    • may not present a grievance relating to any action taken under any instruction, direction or regulation given or made by or on behalf of the Government of Canada in the interest of the safety or security of Canada or any state allied or associated with Canada.
  • Other considerations to keep in mind:
    • Extension of time: Time lines prescribed in the Act may be extended by agreement between the parties or; in the interest of fairness, on the application of a party, by the chairperson of the PSLRB (reg. 61).
    • Suspension of time: It is now mandatory for “deputy heads in the core public administration” to establish an informal conflict management system (ICMS) (art. 207). If, during the grievance process, the parties avail themselves of an ICMS, time prescribed for the grievance procedure is suspended “until either party gives to the other notice in writing to the contrary”(reg. 62).

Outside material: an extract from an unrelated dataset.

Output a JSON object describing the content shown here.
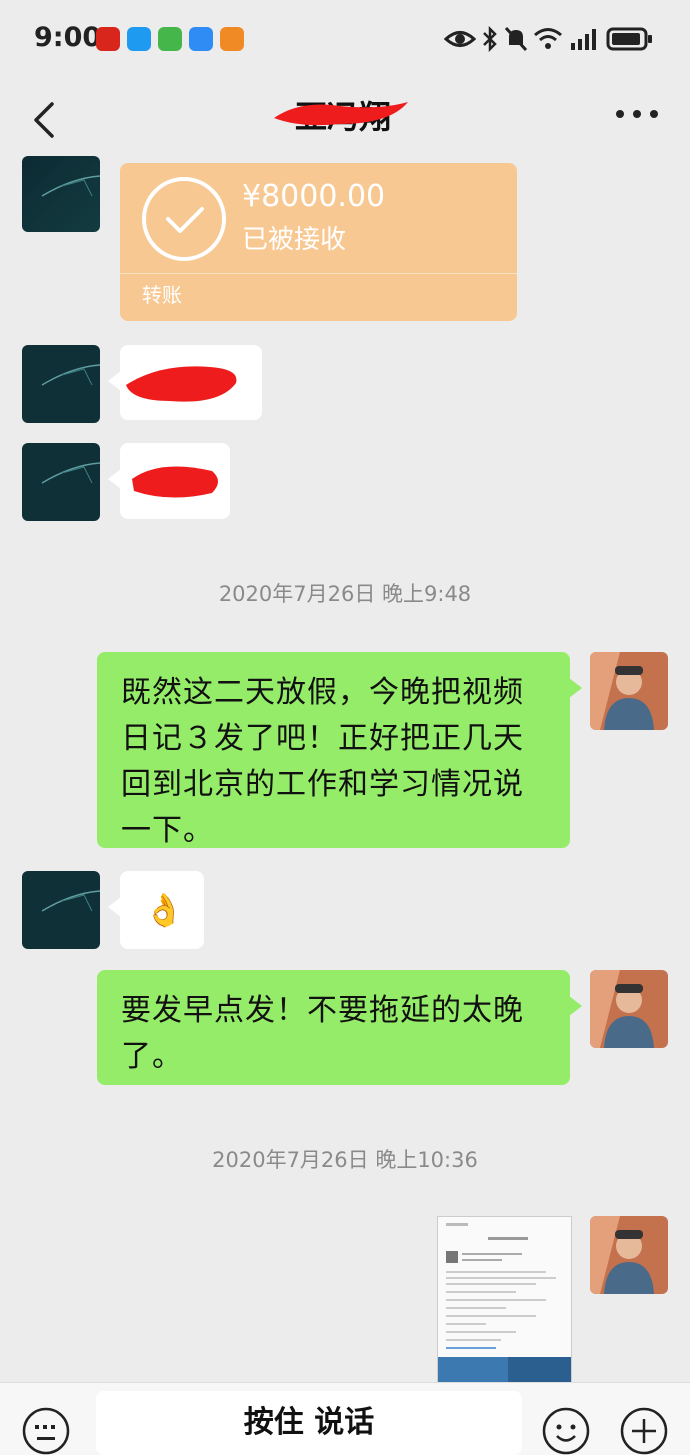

    Please note that ICMS applies only to “the core public administration” (as defined in Schedule I to the Financial Administration Act.

    • Reference to adjudication of grievances with respect to the demotion or termination for unsatisfactory performance (not related to discipline or misconduct) (art. 209): an employee whose employment is terminated for unsatisfactory performance (as per art. 12 (1) (d) of FAA) can refer her / his grievance to adjudication only if she / he was employed in the “core public administration”, or;

    If she / he was employed by an agency or separate employer which had filed an Order in Council to grant access to adjudication to their demoted or terminated employees. To date, the only agency to have made such a request is CFIA.

  • Transition provisions:

    What happens to grievances that were filed before April 1st, 2005?

    • According to Part 5 of the PSLRA, grievances filed before April 1st, 2005 fall under the provisions of the old PSSRA. (Part 5-art. 61(1)).
    • The PSLRB will continue to process all files that remained open at the PSSRB as of April 1, 2005.
    • Accordingly, grievances that were presented under the PSSRA but not finally dealt with before the implementation of the PSLRA continue to be dealt with in accordance with the provisions of the PSSRA and PSSRB Regulations. “Adjudicators under the former Act may continue to hear, consider or decide any grievance referred to him or her before the day on which” the new Act came into effect (61(2)).

    In closing we want to remind you that all of the changes affecting labour relations in the federal public sector will have to be closely monitored by PIPSC. We rely on you, the stewards, to bring forth any question, comment or observation you may have. Your input will help ensure that the transition to a new labour relations regime will be as seamless as possible. Our members will be able to take advantage of their right to file a grievance and make themselves heard.

May 2005